The latest change appears to be that Twitter has shut down access to its application programming interface (API). This is the API that other platforms use to communicate with the social network. For example, if you use a social media management program to view your account rather than a Twitter app or website, you will find that Twitter currently does not work with it.
It's unclear whether the move was intentional or not, though many experts believe it was.
"My guess is that this is because those third-party apps do not show ads and they allow the user to manage their feed as they see fit, which is at odds with Musk's plans to put more ads in front of users' eyeballs and prioritise the tweets of people who have paid for Twitter Blue," tech commentator Kate Bevan told the BBC.
Twitter has yet to make an official announcement about this, but some popular apps are already facing the problem, including Tweetbot, Fenix and Twitterific.
Perhaps the most obvious change has been the order in which people see tweets in their feed. The new tab offers a choice between two options: recent posts from people you subscribe to and tweets that Twitter offers.
If you use Twitter on your iPhone, you'll see two columns at the top: "For You" and "Following," and if you're using an Android device, you need to click on the asterisk, the icon in the top right corner of the screen.
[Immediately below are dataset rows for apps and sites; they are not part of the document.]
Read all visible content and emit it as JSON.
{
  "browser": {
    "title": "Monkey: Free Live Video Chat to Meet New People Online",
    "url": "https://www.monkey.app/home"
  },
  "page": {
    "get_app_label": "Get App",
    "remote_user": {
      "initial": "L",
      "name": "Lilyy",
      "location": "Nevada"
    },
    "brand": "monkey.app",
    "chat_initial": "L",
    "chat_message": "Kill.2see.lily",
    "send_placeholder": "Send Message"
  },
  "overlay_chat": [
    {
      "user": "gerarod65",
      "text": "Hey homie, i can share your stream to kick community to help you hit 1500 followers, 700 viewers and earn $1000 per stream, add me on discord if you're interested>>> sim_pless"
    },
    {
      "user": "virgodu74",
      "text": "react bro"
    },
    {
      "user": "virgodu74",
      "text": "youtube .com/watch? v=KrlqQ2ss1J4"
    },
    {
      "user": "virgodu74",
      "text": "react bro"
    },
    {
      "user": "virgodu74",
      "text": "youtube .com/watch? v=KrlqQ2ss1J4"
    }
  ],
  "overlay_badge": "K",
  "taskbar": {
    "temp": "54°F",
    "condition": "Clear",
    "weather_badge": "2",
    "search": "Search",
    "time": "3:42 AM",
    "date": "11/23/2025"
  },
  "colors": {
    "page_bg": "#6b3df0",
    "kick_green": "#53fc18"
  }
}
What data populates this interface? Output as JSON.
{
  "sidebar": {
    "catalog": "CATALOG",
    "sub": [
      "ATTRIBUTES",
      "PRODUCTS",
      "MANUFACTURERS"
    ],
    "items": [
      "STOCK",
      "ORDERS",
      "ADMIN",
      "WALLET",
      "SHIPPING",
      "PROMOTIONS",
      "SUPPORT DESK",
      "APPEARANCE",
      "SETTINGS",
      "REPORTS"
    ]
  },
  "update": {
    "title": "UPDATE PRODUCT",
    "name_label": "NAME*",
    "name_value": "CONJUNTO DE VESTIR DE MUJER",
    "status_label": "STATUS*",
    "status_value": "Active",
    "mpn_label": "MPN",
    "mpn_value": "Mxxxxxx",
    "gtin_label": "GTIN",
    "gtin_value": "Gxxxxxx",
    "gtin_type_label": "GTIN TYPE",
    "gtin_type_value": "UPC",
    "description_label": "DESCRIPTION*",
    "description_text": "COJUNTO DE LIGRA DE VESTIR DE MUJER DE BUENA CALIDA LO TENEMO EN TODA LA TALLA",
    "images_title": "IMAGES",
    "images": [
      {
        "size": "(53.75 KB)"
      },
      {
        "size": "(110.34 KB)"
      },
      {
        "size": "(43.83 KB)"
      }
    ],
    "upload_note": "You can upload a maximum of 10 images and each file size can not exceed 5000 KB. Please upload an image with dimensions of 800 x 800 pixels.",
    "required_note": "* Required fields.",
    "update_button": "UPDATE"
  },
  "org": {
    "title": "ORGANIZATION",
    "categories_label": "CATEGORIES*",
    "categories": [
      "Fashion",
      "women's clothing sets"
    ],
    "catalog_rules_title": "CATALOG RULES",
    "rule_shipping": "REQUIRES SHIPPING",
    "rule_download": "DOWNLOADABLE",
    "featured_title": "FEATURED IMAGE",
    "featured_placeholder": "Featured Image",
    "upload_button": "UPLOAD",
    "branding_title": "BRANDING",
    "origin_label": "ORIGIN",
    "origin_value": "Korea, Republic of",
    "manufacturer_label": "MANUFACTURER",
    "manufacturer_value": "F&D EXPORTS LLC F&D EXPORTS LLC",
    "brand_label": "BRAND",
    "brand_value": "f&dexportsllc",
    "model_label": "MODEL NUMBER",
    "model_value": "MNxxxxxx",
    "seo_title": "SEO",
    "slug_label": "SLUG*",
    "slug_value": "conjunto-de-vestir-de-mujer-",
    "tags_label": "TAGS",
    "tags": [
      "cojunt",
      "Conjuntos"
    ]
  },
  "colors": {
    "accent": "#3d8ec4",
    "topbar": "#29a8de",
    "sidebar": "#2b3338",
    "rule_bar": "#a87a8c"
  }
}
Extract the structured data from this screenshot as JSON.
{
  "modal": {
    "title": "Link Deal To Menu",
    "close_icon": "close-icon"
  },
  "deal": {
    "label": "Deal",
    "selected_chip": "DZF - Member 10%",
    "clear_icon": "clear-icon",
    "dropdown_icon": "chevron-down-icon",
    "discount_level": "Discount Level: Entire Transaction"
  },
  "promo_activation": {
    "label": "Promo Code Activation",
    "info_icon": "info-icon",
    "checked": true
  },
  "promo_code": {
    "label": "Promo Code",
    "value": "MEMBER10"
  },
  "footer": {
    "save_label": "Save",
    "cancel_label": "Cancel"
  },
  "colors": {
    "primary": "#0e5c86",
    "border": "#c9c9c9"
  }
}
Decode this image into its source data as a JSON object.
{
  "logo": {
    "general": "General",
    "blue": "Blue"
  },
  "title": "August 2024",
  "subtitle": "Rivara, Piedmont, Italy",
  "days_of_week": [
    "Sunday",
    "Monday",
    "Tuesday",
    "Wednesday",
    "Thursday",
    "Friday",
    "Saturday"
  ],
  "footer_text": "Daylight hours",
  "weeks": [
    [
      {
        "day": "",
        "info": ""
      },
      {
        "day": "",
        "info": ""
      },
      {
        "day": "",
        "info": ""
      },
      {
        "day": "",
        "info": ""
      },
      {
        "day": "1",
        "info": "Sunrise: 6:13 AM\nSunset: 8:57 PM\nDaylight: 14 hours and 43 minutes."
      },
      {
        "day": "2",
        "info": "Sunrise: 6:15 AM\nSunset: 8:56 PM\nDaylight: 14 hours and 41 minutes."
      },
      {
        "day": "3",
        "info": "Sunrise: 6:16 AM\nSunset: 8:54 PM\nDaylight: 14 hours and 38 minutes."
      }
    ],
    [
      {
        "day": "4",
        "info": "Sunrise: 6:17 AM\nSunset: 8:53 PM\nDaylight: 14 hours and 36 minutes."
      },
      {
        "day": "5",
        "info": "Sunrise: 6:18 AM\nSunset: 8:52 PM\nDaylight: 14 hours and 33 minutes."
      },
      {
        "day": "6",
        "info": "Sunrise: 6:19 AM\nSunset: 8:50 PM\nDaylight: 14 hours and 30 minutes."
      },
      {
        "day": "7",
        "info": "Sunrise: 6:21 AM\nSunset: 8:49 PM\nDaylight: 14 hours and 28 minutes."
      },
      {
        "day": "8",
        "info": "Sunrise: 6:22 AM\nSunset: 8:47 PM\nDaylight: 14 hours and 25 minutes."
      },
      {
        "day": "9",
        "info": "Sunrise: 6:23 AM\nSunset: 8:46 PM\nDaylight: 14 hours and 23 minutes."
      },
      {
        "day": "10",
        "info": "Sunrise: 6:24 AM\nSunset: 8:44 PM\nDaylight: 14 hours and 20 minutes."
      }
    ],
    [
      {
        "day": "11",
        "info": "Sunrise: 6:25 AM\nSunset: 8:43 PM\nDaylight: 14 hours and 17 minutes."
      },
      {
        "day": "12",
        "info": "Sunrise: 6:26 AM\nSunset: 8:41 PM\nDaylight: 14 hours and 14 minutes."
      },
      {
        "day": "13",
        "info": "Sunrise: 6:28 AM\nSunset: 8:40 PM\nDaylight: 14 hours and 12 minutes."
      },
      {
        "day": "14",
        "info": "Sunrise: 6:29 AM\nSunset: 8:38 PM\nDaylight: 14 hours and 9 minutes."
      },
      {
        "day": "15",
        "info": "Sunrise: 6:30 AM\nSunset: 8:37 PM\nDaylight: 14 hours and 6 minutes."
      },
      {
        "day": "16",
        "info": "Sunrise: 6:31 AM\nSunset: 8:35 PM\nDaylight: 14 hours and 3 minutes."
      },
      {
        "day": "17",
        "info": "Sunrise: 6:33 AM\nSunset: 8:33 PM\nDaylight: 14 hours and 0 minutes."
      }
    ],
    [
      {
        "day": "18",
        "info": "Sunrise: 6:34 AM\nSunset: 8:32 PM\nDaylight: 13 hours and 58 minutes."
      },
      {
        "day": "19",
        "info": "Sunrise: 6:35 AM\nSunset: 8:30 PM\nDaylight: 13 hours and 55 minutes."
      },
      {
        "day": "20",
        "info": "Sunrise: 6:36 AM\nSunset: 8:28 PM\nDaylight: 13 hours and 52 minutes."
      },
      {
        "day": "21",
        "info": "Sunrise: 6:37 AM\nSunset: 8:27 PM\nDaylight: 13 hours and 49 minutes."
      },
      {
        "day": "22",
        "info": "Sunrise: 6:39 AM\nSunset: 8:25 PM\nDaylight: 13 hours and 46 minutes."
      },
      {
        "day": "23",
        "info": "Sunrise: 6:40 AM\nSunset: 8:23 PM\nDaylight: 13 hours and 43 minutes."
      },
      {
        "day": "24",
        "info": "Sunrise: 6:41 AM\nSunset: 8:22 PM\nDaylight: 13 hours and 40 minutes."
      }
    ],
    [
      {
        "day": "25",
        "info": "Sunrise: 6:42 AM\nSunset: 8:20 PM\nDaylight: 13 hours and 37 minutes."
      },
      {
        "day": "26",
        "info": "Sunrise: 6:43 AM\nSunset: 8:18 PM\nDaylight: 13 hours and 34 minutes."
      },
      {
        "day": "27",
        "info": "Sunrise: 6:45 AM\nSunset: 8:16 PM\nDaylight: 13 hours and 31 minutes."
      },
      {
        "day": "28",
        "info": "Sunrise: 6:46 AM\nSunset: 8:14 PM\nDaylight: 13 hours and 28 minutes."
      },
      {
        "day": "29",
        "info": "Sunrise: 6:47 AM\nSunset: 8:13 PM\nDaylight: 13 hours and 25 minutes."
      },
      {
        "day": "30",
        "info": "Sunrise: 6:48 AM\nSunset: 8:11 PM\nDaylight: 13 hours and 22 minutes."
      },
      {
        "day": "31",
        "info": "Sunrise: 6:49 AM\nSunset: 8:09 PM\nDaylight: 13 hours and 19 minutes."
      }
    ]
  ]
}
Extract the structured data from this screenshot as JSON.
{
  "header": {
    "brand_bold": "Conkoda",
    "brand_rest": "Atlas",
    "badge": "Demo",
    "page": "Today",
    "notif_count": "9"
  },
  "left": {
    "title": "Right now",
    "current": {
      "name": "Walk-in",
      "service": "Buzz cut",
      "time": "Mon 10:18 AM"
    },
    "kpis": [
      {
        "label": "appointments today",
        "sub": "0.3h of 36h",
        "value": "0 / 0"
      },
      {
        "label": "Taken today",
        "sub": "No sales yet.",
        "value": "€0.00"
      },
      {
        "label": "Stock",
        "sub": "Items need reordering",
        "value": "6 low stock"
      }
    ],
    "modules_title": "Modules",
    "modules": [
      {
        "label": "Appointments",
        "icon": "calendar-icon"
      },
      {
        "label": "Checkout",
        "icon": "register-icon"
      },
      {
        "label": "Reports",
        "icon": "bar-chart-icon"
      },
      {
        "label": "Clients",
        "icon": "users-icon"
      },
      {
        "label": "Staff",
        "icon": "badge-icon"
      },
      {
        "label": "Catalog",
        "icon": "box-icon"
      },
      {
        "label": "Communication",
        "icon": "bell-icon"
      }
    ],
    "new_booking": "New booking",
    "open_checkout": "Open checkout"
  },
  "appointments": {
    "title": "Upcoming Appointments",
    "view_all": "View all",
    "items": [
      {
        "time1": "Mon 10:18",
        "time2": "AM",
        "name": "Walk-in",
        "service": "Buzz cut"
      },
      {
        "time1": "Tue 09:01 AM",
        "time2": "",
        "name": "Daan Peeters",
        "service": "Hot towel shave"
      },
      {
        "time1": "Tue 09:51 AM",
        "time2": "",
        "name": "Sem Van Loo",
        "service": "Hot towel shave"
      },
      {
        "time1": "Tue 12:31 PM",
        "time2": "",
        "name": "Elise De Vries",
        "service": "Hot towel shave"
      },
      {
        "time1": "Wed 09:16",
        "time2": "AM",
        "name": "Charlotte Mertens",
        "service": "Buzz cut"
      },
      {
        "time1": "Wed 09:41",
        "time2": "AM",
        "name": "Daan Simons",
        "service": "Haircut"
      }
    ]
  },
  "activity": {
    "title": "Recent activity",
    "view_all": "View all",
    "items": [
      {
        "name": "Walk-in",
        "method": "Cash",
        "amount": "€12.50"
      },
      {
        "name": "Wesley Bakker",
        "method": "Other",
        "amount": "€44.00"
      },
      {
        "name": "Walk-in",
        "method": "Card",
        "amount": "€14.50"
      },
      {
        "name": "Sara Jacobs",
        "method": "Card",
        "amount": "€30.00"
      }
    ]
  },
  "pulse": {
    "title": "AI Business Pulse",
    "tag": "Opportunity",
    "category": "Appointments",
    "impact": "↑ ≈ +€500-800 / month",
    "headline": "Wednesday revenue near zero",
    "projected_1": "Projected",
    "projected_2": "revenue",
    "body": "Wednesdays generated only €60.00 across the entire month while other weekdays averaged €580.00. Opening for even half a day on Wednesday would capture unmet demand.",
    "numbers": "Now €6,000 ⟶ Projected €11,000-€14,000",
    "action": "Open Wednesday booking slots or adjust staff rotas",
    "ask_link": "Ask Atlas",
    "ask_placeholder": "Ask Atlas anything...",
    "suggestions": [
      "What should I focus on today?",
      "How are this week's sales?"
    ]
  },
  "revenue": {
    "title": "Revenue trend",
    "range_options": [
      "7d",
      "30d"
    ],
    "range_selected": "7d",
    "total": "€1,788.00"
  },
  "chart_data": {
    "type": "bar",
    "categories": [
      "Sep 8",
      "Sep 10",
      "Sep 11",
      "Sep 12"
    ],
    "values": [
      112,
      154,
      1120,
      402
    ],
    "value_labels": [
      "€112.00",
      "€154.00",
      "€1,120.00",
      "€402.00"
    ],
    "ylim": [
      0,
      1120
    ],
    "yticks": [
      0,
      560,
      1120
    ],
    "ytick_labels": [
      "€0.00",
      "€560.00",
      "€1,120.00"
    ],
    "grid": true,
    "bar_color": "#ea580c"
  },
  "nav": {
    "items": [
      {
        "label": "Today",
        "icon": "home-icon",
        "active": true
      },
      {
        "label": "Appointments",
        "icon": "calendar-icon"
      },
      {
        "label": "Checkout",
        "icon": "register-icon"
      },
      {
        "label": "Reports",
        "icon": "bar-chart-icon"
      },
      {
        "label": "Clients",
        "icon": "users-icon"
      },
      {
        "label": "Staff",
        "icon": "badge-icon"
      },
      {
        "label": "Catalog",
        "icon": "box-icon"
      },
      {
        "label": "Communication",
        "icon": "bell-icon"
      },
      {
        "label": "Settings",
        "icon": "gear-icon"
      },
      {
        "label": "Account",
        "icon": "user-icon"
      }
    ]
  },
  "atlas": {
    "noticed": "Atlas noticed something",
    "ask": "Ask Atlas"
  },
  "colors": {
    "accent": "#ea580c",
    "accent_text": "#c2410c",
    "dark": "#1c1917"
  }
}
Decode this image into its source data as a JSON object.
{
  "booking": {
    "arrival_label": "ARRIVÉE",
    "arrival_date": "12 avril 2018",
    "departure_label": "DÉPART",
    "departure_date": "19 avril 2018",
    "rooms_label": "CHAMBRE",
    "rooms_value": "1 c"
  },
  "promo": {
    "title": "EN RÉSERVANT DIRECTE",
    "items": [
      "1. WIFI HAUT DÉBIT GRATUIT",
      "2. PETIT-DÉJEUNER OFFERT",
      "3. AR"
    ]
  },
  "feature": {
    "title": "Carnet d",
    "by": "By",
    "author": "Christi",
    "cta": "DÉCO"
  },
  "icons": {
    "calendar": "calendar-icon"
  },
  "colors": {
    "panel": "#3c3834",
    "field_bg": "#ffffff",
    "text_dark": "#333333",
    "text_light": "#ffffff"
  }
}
The problem is that many users haven't noticed or realized that the app occasionally defaults to "For You" when Twitter selects a feed for you. There have been complaints that in this version of the feed, the user does not primarily see posts from people they like, but rather a feed with lots of Twitter recommendations and posts from people they follow or don't follow and don't recognize.
After becoming the owner of Twitter, Elon Musk began to restore, one by one, several problematic accounts that had been blocked under the previous Twitter management for violating the social platform's rules. These include rapper Kanye West, whose account was blocked for publishing anti-Semitic posts, influencer Andrew Tate (who is currently in custody in Romania on human trafficking charges) and former U.S. President Donald Trump, whose tweets were accused of fuelling the Capitol Hill riots of January 2021.
After several failed launches, the social networking subscription service Twitter Blue was launched in late November. For $8/11 a month, Twitter promises its users bonus features, including an edit button, improved visibility and fewer ads. Interestingly enough, quite a few people have signed up for the service, although there has been no official news of its success yet.
Twitter's blue tick, which is now a subscriber symbol, used to mean that the account was verified. It was given to celebrities, journalists and brands chosen by Twitter itself to indicate that they were not fake accounts.
Those who purchased the blue badge under the previous management still retain it, but there is a notation on the back that it is a "legacy," so to speak, and that the person in question "may or may not be notable."
Under the new leadership, the blue tick has been replaced by a gold or silver one for brands and government figures. For example, Business Insider now has a gold rating and explanatory text that says it is "Official Business," and the UK Prime Minister Rishi Sunak's account now has a silver rating.